Additional information

Publisher's Note

Springer Nature remains neutral with regard to jurisdictional claims in published maps and institutional affiliations.

Supplementary Information

Additional file 1. Fig. S1

: Inhibition of Tiam1 expression in PC by glucose metabolism inhibitors. A Matrigel tube formation assay. B Transwell. *P < 0.05, **P < 0.01. Fig. S2: miR-590-5p/Tiam1 regulated PC progression. A Matrigel tube formation assay. B Transwell. *P < 0.05, **P < 0.01. Fig. S3: Statistical analysis. Fig. S4: Statistical analysis. Fig. S5: Statistical analysis. Fig. S6: Statistical analysis. Fig. S7: Statistical analysis. Fig. S8: Statistical analysis. Table S1: Antibodies used in this work. Table S2: Reagents used in this work.

Rights and permissions
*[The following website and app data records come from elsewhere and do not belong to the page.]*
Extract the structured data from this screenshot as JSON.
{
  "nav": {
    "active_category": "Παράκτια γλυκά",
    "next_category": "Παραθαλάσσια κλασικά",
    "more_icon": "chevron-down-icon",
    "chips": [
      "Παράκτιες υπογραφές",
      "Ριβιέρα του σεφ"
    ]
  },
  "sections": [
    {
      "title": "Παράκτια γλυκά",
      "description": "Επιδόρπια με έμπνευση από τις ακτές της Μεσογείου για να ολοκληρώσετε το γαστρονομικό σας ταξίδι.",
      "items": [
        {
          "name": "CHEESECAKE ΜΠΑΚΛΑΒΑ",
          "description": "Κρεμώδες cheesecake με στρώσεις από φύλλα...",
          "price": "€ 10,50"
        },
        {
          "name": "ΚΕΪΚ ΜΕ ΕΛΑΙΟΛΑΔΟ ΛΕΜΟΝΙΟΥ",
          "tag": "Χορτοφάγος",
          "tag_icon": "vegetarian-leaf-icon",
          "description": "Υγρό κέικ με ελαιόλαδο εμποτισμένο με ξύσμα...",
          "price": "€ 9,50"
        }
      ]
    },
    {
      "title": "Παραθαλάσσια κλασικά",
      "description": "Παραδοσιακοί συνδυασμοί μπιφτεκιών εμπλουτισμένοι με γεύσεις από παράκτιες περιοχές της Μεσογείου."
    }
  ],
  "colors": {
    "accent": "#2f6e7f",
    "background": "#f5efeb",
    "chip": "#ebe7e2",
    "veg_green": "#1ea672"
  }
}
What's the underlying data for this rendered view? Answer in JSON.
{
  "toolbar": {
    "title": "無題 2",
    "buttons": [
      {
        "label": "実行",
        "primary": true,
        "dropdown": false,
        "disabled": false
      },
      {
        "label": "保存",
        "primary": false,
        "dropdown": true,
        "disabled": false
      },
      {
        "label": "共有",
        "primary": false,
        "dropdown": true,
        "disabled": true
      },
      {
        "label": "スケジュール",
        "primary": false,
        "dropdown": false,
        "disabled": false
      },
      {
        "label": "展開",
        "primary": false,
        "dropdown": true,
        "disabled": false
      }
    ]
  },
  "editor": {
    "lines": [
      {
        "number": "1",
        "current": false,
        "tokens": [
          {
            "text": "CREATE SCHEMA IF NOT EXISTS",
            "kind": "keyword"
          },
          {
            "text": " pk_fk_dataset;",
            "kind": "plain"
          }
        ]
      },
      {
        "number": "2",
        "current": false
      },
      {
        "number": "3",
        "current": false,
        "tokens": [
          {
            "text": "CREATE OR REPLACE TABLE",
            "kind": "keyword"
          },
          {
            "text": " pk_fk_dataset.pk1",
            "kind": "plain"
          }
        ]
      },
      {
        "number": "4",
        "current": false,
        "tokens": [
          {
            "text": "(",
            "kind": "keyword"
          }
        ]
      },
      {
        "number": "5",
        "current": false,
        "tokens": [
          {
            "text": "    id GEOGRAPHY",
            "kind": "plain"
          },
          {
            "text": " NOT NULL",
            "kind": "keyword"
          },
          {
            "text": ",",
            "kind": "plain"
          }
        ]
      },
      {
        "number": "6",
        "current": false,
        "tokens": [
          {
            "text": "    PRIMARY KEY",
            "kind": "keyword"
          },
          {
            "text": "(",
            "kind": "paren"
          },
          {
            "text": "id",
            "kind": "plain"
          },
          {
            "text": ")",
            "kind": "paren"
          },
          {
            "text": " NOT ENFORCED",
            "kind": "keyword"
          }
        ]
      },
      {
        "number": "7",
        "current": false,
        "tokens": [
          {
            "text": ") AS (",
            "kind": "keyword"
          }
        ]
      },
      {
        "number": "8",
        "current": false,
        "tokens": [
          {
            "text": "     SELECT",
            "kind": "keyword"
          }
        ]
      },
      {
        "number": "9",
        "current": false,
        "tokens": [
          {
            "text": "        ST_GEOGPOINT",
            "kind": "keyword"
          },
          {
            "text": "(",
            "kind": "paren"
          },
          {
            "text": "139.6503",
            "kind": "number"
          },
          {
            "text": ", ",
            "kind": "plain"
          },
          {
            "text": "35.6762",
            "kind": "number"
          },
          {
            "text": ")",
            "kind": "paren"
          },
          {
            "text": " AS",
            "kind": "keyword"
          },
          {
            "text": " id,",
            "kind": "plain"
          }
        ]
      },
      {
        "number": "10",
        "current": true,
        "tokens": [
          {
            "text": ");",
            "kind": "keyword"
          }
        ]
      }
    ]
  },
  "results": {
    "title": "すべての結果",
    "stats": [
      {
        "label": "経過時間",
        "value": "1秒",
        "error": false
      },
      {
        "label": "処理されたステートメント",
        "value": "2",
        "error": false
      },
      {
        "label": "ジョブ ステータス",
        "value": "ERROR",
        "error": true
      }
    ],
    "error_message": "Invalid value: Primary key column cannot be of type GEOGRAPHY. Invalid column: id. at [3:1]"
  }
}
Open Access This article is licensed under a Creative Commons Attribution 4.0 International License, which permits use, sharing, adaptation, distribution and reproduction in any medium or format, as long as you give appropriate credit to the original author(s) and the source, provide a link to the Creative Commons licence, and indicate if changes were made. The images or other third party material in this article are included in the article's Creative Commons licence, unless indicated otherwise in a credit line to the material. If material is not included in the article's Creative Commons licence and your intended use is not permitted by statutory regulation or exceeds the permitted use, you will need to obtain permission directly from the copyright holder. To view a copy of this licence, visit http://creativecommons.org/licenses/by/4.0/. The Creative Commons Public Domain Dedication waiver (http://creativecommons.org/publicdomain/zero/1.0/) applies to the data made available in this article, unless otherwise stated in a credit line to the data.

Reprints and permissions

About this article

Check for updates. Verify currency and authenticity via CrossMark

Cite this article

Liu, Y., Jin, A., Quan, X. et al. miR-590-5p/Tiam1-mediated glucose metabolism promotes malignant evolution of pancreatic cancer by regulating SLC2A3 stability. Cancer Cell Int 23, 301 (2023). https://doi.org/10.1186/s12935-023-03159-3

Download citation

  • Received:

  • Accepted:

  • Published:

  • DOI: https://doi.org/10.1186/s12935-023-03159-3

Keywords